* TO DO *
Each record must be written out again exactly. Skip any picture it contains.

* EXERCISE DATA *

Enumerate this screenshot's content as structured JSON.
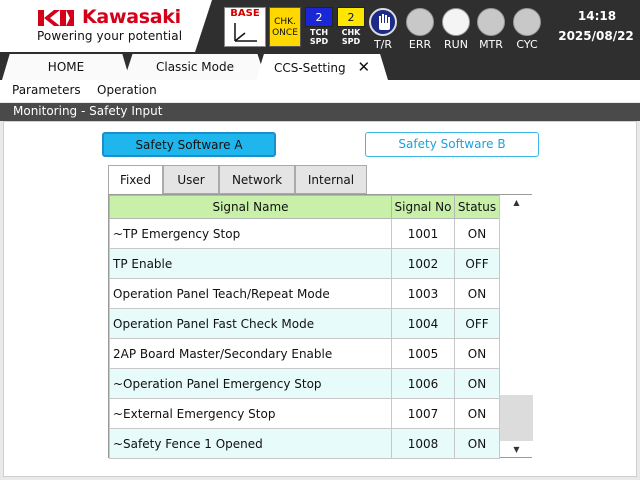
{
  "header": {
    "logo_text": "Kawasaki",
    "tagline": "Powering your potential",
    "base_label": "BASE",
    "chk_once_label": "CHK.\nONCE",
    "tch_spd": {
      "value": "2",
      "label": "TCH\nSPD",
      "color": "#1a27d6"
    },
    "chk_spd": {
      "value": "2",
      "label": "CHK\nSPD",
      "color": "#ffe600"
    },
    "tr_label": "T/R",
    "lamps": [
      {
        "label": "ERR",
        "on": false
      },
      {
        "label": "RUN",
        "on": true
      },
      {
        "label": "MTR",
        "on": false
      },
      {
        "label": "CYC",
        "on": false
      }
    ],
    "time": "14:18",
    "date": "2025/08/22",
    "brand_color": "#d4001a"
  },
  "tabs": [
    {
      "label": "HOME"
    },
    {
      "label": "Classic Mode"
    },
    {
      "label": "CCS-Setting",
      "close": "✕",
      "active": true
    }
  ],
  "menu": {
    "parameters": "Parameters",
    "operation": "Operation"
  },
  "page_title": "Monitoring - Safety Input",
  "software_buttons": {
    "a": "Safety Software A",
    "b": "Safety Software B",
    "selected": "a"
  },
  "subtabs": [
    {
      "label": "Fixed",
      "active": true
    },
    {
      "label": "User"
    },
    {
      "label": "Network"
    },
    {
      "label": "Internal"
    }
  ],
  "table": {
    "headers": {
      "name": "Signal Name",
      "no": "Signal No",
      "status": "Status"
    },
    "rows": [
      {
        "name": "~TP Emergency Stop",
        "no": "1001",
        "status": "ON"
      },
      {
        "name": "TP Enable",
        "no": "1002",
        "status": "OFF"
      },
      {
        "name": "Operation Panel Teach/Repeat Mode",
        "no": "1003",
        "status": "ON"
      },
      {
        "name": "Operation Panel Fast Check Mode",
        "no": "1004",
        "status": "OFF"
      },
      {
        "name": "2AP Board Master/Secondary Enable",
        "no": "1005",
        "status": "ON"
      },
      {
        "name": "~Operation Panel Emergency Stop",
        "no": "1006",
        "status": "ON"
      },
      {
        "name": "~External Emergency Stop",
        "no": "1007",
        "status": "ON"
      },
      {
        "name": "~Safety Fence 1 Opened",
        "no": "1008",
        "status": "ON"
      }
    ],
    "scroll_up_icon": "▲",
    "scroll_down_icon": "▼"
  }
}
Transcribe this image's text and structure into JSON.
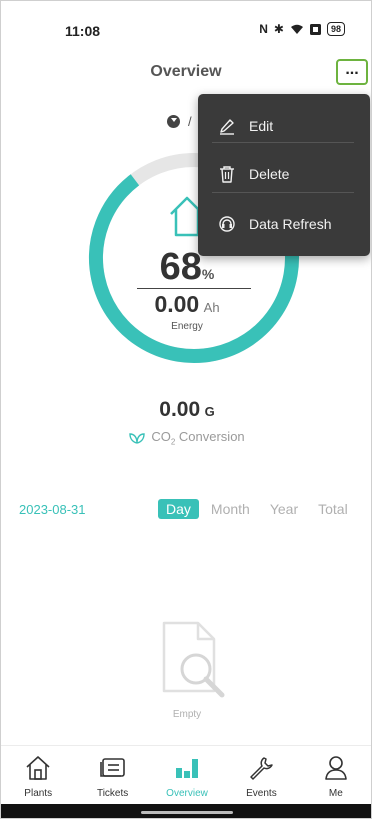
{
  "status_bar": {
    "time": "11:08",
    "battery": "98"
  },
  "header": {
    "title": "Overview"
  },
  "plant_selector": {
    "name": "/"
  },
  "gauge": {
    "percent_value": "68",
    "percent_unit": "%",
    "percent_level": 0.68,
    "energy_value": "0.00",
    "energy_unit": "Ah",
    "energy_label": "Energy"
  },
  "co2": {
    "value": "0.00",
    "unit": "G",
    "label_prefix": "CO",
    "label_sub": "2",
    "label_suffix": " Conversion"
  },
  "period": {
    "date": "2023-08-31",
    "tabs": [
      "Day",
      "Month",
      "Year",
      "Total"
    ],
    "active_tab": "Day"
  },
  "empty_state": {
    "text": "Empty"
  },
  "menu": {
    "items": [
      {
        "label": "Edit",
        "icon": "pencil-icon"
      },
      {
        "label": "Delete",
        "icon": "trash-icon"
      },
      {
        "label": "Data Refresh",
        "icon": "headset-icon"
      }
    ]
  },
  "bottom_nav": {
    "items": [
      {
        "label": "Plants",
        "icon": "house-icon"
      },
      {
        "label": "Tickets",
        "icon": "ticket-icon"
      },
      {
        "label": "Overview",
        "icon": "bar-chart-icon"
      },
      {
        "label": "Events",
        "icon": "wrench-icon"
      },
      {
        "label": "Me",
        "icon": "person-icon"
      }
    ],
    "active": "Overview"
  },
  "colors": {
    "accent": "#39c1b8",
    "gauge_track": "#e6e6e6",
    "menu_bg": "#3a3a3a",
    "highlight": "#6db33f"
  }
}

* RESULT OF THE EXERCISE *
Enumerate this screenshot's content as structured JSON.
{
  "header": {
    "logo_text": "Kawasaki",
    "tagline": "Powering your potential",
    "base_label": "BASE",
    "chk_once_label": "CHK.\nONCE",
    "tch_spd": {
      "value": "2",
      "label": "TCH\nSPD",
      "color": "#1a27d6"
    },
    "chk_spd": {
      "value": "2",
      "label": "CHK\nSPD",
      "color": "#ffe600"
    },
    "tr_label": "T/R",
    "lamps": [
      {
        "label": "ERR",
        "on": false
      },
      {
        "label": "RUN",
        "on": true
      },
      {
        "label": "MTR",
        "on": false
      },
      {
        "label": "CYC",
        "on": false
      }
    ],
    "time": "14:18",
    "date": "2025/08/22",
    "brand_color": "#d4001a"
  },
  "tabs": [
    {
      "label": "HOME"
    },
    {
      "label": "Classic Mode"
    },
    {
      "label": "CCS-Setting",
      "close": "✕",
      "active": true
    }
  ],
  "menu": {
    "parameters": "Parameters",
    "operation": "Operation"
  },
  "page_title": "Monitoring - Safety Input",
  "software_buttons": {
    "a": "Safety Software A",
    "b": "Safety Software B",
    "selected": "a"
  },
  "subtabs": [
    {
      "label": "Fixed",
      "active": true
    },
    {
      "label": "User"
    },
    {
      "label": "Network"
    },
    {
      "label": "Internal"
    }
  ],
  "table": {
    "headers": {
      "name": "Signal Name",
      "no": "Signal No",
      "status": "Status"
    },
    "rows": [
      {
        "name": "~TP Emergency Stop",
        "no": "1001",
        "status": "ON"
      },
      {
        "name": "TP Enable",
        "no": "1002",
        "status": "OFF"
      },
      {
        "name": "Operation Panel Teach/Repeat Mode",
        "no": "1003",
        "status": "ON"
      },
      {
        "name": "Operation Panel Fast Check Mode",
        "no": "1004",
        "status": "OFF"
      },
      {
        "name": "2AP Board Master/Secondary Enable",
        "no": "1005",
        "status": "ON"
      },
      {
        "name": "~Operation Panel Emergency Stop",
        "no": "1006",
        "status": "ON"
      },
      {
        "name": "~External Emergency Stop",
        "no": "1007",
        "status": "ON"
      },
      {
        "name": "~Safety Fence 1 Opened",
        "no": "1008",
        "status": "ON"
      }
    ],
    "scroll_up_icon": "▲",
    "scroll_down_icon": "▼"
  }
}
Transcribe this image's text and structure into JSON.
{
  "status_bar": {
    "time": "11:08",
    "battery": "98"
  },
  "header": {
    "title": "Overview"
  },
  "plant_selector": {
    "name": "/"
  },
  "gauge": {
    "percent_value": "68",
    "percent_unit": "%",
    "percent_level": 0.68,
    "energy_value": "0.00",
    "energy_unit": "Ah",
    "energy_label": "Energy"
  },
  "co2": {
    "value": "0.00",
    "unit": "G",
    "label_prefix": "CO",
    "label_sub": "2",
    "label_suffix": " Conversion"
  },
  "period": {
    "date": "2023-08-31",
    "tabs": [
      "Day",
      "Month",
      "Year",
      "Total"
    ],
    "active_tab": "Day"
  },
  "empty_state": {
    "text": "Empty"
  },
  "menu": {
    "items": [
      {
        "label": "Edit",
        "icon": "pencil-icon"
      },
      {
        "label": "Delete",
        "icon": "trash-icon"
      },
      {
        "label": "Data Refresh",
        "icon": "headset-icon"
      }
    ]
  },
  "bottom_nav": {
    "items": [
      {
        "label": "Plants",
        "icon": "house-icon"
      },
      {
        "label": "Tickets",
        "icon": "ticket-icon"
      },
      {
        "label": "Overview",
        "icon": "bar-chart-icon"
      },
      {
        "label": "Events",
        "icon": "wrench-icon"
      },
      {
        "label": "Me",
        "icon": "person-icon"
      }
    ],
    "active": "Overview"
  },
  "colors": {
    "accent": "#39c1b8",
    "gauge_track": "#e6e6e6",
    "menu_bg": "#3a3a3a",
    "highlight": "#6db33f"
  }
}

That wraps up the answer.